Tim Mitchell, P.E., of CEC Monroeville is a rising star in the Solid Waste industry, and colleagues and trade publications have taken notice.
A registered professional engineer in Pennsylvania, Tim recently was named to Waste360’s “40 Under 40” list for 2021. The publication touted his expertise and tireless work on two major issues facing the solid waste industry: landfill stability and industrial and liquid waste management practices.
Tim’s efforts are helping to enhance CEC’s capabilities in serving our clients while also getting increasingly and widely recognized in the solid waste world. Tim has been instrumental in developing CEC’s abilities to characterize non-traditional waste streams and their impact on landfill stability.

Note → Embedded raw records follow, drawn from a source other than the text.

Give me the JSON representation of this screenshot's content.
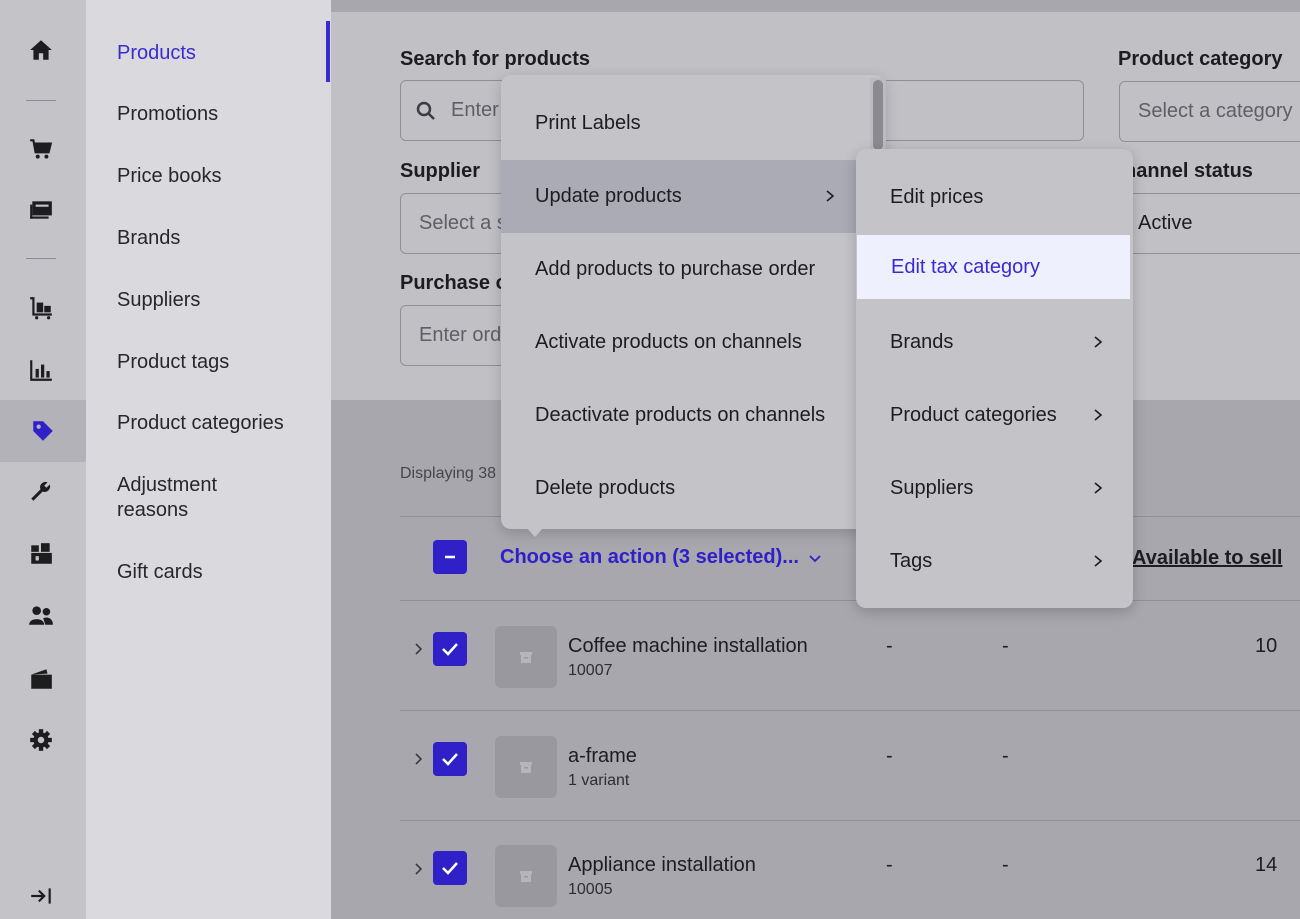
{
  "colors": {
    "accent": "#3a2bd0",
    "highlight_bg": "#eff0fe"
  },
  "rail": {
    "icons": [
      "home-icon",
      "cart-icon",
      "register-icon",
      "fulfilment-icon",
      "reports-icon",
      "tag-icon",
      "wrench-icon",
      "warehouse-icon",
      "customers-icon",
      "wallet-icon",
      "gear-icon",
      "collapse-icon"
    ],
    "active": "tag-icon"
  },
  "subnav": {
    "items": [
      {
        "label": "Products",
        "active": true
      },
      {
        "label": "Promotions"
      },
      {
        "label": "Price books"
      },
      {
        "label": "Brands"
      },
      {
        "label": "Suppliers"
      },
      {
        "label": "Product tags"
      },
      {
        "label": "Product categories"
      },
      {
        "label": "Adjustment reasons"
      },
      {
        "label": "Gift cards"
      }
    ]
  },
  "filters": {
    "search_label": "Search for products",
    "search_placeholder": "Enter",
    "category_label": "Product category",
    "category_placeholder": "Select a category",
    "supplier_label": "Supplier",
    "supplier_placeholder": "Select a s",
    "channel_label": "hannel status",
    "channel_value": "Active",
    "purchase_label": "Purchase o",
    "purchase_placeholder": "Enter ord"
  },
  "results": {
    "displaying": "Displaying 38",
    "action_link": "Choose an action (3 selected)...",
    "column_available": "Available to sell",
    "rows": [
      {
        "name": "Coffee machine installation",
        "sub": "10007",
        "col1": "-",
        "col2": "-",
        "available": "10"
      },
      {
        "name": "a-frame",
        "sub": "1 variant",
        "col1": "-",
        "col2": "-",
        "available": ""
      },
      {
        "name": "Appliance installation",
        "sub": "10005",
        "col1": "-",
        "col2": "-",
        "available": "14"
      }
    ]
  },
  "menu": {
    "items": [
      {
        "label": "Print Labels"
      },
      {
        "label": "Update products",
        "submenu": true
      },
      {
        "label": "Add products to purchase order"
      },
      {
        "label": "Activate products on channels"
      },
      {
        "label": "Deactivate products on channels"
      },
      {
        "label": "Delete products"
      }
    ]
  },
  "submenu": {
    "items": [
      {
        "label": "Edit prices"
      },
      {
        "label": "Edit tax category",
        "highlighted": true
      },
      {
        "label": "Brands",
        "submenu": true
      },
      {
        "label": "Product categories",
        "submenu": true
      },
      {
        "label": "Suppliers",
        "submenu": true
      },
      {
        "label": "Tags",
        "submenu": true
      }
    ]
  }
}
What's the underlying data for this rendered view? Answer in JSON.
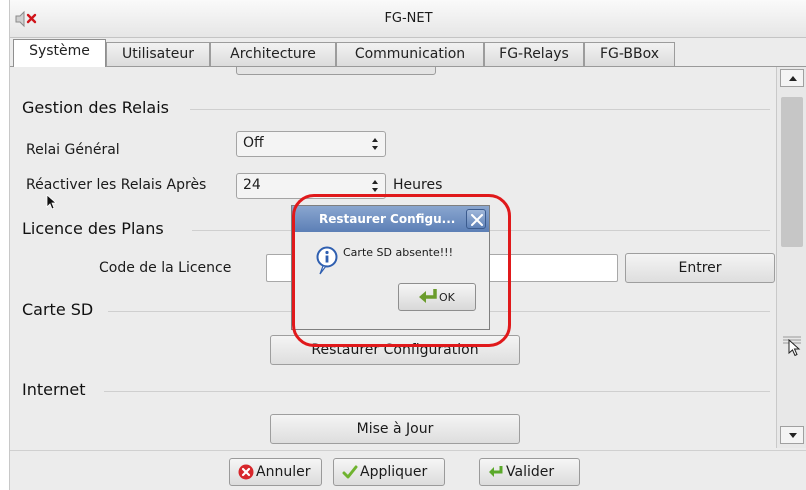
{
  "window": {
    "title": "FG-NET"
  },
  "tabs": [
    {
      "label": "Système",
      "active": true
    },
    {
      "label": "Utilisateur"
    },
    {
      "label": "Architecture"
    },
    {
      "label": "Communication"
    },
    {
      "label": "FG-Relays"
    },
    {
      "label": "FG-BBox"
    }
  ],
  "relais": {
    "section_title": "Gestion des Relais",
    "general_label": "Relai Général",
    "general_value": "Off",
    "reactivate_label": "Réactiver les Relais Après",
    "reactivate_value": "24",
    "reactivate_unit": "Heures"
  },
  "licence": {
    "section_title": "Licence des Plans",
    "code_label": "Code de la Licence",
    "code_value": "",
    "enter_button": "Entrer"
  },
  "carte_sd": {
    "section_title": "Carte SD",
    "restore_button": "Restaurer Configuration"
  },
  "internet": {
    "section_title": "Internet",
    "update_button": "Mise à Jour"
  },
  "footer": {
    "cancel": "Annuler",
    "apply": "Appliquer",
    "validate": "Valider"
  },
  "dialog": {
    "title": "Restaurer Configu...",
    "message": "Carte SD absente!!!",
    "ok": "OK"
  },
  "colors": {
    "highlight": "#e0191b",
    "dialog_title": "#5c7fb6"
  }
}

“Over the past 10 years, I’ve been helping CEC focus on testing and evaluation of several waste types to help our clients gain a better understanding of their waste masses,” Tim says. “Also, I’ve been focused on evaluating the accumulation of liquids in landfills and the impacts those special wastes and liquids have on the stability of waste slopes.”
Tim’s efforts to address landfill stability garnered him a 2020 CEC Innovation Award. He received the honor for his development of a procedure to extend the depth of Cone Penetrometer Tests (CPTs) used to determine the strength of waste materials at landfills while performing slope stability analysis. CPTs typically have a depth limit of 75 feet. Tim developed a procedure to extend the depth of the test to 150 feet while maintaining accuracy.
On the site that prompted him to come up with a plan to increase the depths, Tim says he and the team had made conservative assumptions about the deeper portions of the waste slopes. In making those assumptions, the site would have required extensive site improvements to enhance the stability of the slope to an acceptable level. However, Tim’s innovation allowed the team to analyze deeper into the waste mass and refine their assumptions.
“This resulted in a significant cost savings to our client because they no longer had to perform the extensive site improvements originally required for the site,” Tim says. “There was a distinct difference in waste materials that were shallower compared to the deeper portions, giving us a better understanding of what the material properties were and the necessary actions to deal with them.”
Past and present
Tim received both his bachelor’s and master’s degrees in Civil Engineering from the University of Pittsburgh, although he didn’t necessarily plan on going into the waste industry. When an internship opportunity in CEC’s waste practice arose when he was a senior in 2006, Tim jumped at the opportunity. Now, 15 years later, Tim is helping drive CEC’s solid waste clients to success with his innovative solutions and laser-focused approach.
“It was my first foray into waste, and it worked out very well,” Tim says. “Waste projects tend to present unique scenarios. No two projects are alike, so it really allows me to use my problem-solving skills. These projects can be massive undertakings with a lot of money being spent, so it’s extremely gratifying to help clients solve these issues in a way that both helps their operations and saves them money. I’m appreciative of CEC and the opportunity that has been presented to help a number of major waste clients across the country.”
Tim is a Past Division Director of the Solid Waste Association of North America’s Landfill Management Technical Division and has been featured in numerous publications as an industry expert. Notably, Tim has been honing in on helping landfill owners recognize the challenges and impacts of liquids within their waste mass, a problem he says is likely more pressing than many realize.
“The accumulation of liquids in the waste mass has serious implications for sites from operational, health and safety, and financial standpoints,” Tim says. “It is in the clients’ best interest to get a good understanding and better handle on what the conditions are regarding liquids in the waste mass. Many sites we work on have existed for more than 20 years and have a history of poor leachate management, so we’re helping get them on the right track to continue operations seamlessly.”
Tim Mitchell in the news
- CEC Innovation Award Winners Announced
- Meet the 2021 Waste360 40 Under 40 Award Recipients
- SWANA says landfill care responsibility doesn’t end when the post-closure care period ends
- Reader Profile: Tim Mitchell